European markets were largely quiet on Monday, with a takeover battle for supermarket chain Morrisons (MRW.L) enlivening what was an otherwise dull day.

The FTSE 100 (^FTSE) closed up 0.6% in London as investors digested news of a brewing takeover battle for Morrisons. The supermarket group's share price jumped more than 11% on Monday after private equity giant Apollo revealed it was considering making a bid for the supermarket chain. 

On Saturday, Morrisons had agreed a £6.3bn takeover by a consortium led by Fortress Investment Group. Apollo's intervention suggests the fight for control could just be beginning.

At the close, Paris's CAC (^FCHI) had moved 0.3% higher and Germany's DAX (^GDAXI) was up 0.1%.

Read more: Bank of England's Andrew Bailey insists inflation bounce-back will be temporary

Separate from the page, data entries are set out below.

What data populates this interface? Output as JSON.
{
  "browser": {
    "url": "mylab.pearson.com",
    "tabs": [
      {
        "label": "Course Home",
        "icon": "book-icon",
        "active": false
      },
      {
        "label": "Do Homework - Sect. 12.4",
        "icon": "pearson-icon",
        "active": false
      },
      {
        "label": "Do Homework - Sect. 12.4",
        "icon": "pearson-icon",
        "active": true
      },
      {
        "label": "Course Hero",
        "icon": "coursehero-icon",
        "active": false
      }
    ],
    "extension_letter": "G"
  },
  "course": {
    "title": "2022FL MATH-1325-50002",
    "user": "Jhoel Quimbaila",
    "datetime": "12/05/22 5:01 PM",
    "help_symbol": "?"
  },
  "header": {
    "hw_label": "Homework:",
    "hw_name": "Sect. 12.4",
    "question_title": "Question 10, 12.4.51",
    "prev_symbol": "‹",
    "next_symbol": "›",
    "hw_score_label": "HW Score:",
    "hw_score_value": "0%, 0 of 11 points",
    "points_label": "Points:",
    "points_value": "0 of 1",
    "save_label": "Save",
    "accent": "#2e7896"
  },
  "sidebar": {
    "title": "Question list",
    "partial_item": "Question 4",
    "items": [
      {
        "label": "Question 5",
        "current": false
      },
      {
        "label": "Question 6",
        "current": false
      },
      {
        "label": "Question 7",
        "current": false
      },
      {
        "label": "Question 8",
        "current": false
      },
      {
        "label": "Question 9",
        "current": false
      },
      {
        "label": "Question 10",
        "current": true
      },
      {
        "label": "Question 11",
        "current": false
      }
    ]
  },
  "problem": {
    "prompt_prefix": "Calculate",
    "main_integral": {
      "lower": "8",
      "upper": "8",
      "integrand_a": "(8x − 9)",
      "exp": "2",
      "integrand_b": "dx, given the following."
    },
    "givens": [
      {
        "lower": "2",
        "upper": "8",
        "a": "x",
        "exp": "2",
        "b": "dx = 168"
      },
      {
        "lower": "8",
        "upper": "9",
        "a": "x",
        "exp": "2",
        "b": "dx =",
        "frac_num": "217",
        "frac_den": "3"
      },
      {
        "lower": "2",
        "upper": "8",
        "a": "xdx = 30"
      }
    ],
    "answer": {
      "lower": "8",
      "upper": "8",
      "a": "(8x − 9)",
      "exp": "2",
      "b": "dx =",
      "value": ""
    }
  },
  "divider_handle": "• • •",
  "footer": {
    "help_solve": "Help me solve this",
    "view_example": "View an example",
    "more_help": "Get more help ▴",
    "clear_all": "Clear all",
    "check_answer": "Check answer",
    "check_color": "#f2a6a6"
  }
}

"Trading volume in the market is expected to remain on the low side as the US stock market is closed for a public holiday," said Naeem Aslam, chief market analyst at AvaTrade. Markets in the US were closed for Independence Day.

"Investors in Europe are likely to pay more attention to the ongoing trend in the equity market, which has been very much to the upside," Aslam said. "For instance, the S&P 500 is on its longest winning streak since August, with gains in seven consecutive trading sessions."

Stocks were mixed overnight in Asia. The Nikkei (^N225) closed down 0.6%, Hong Kong's Hang Seng (^HSI) also glided 0.6% lower, while the SSE Composite Index (000001.SS) ticked up 0.3%. 

Oil prices were volatile amid rifts within The Organization of the Petroleum Exporting Countries (OPEC) oil cartel. The UAE has reportedly pushed back against Saudi plans to extend a pact to cut oil output into 2022, according to Reuters.

"All told, oil prices have been trading like a runaway train lately, but it’s becoming harder to envision massive gains from here," said Marios Hadjikyriacos, investment analyst at XM. "More supply is coming back online both from OPEC and US shale producers, while the demand outlook is looking shaky with the Delta covid variant spreading like wildfire."

Brent crude futures (BZ=F) fell in early morning trade but ended the day up 1.3%, hitting $77.18. 

Watch: What are SPACs?

Our goal is to create a safe and engaging place for users to connect over interests and passions. In order to improve our community experience, we are temporarily suspending article commenting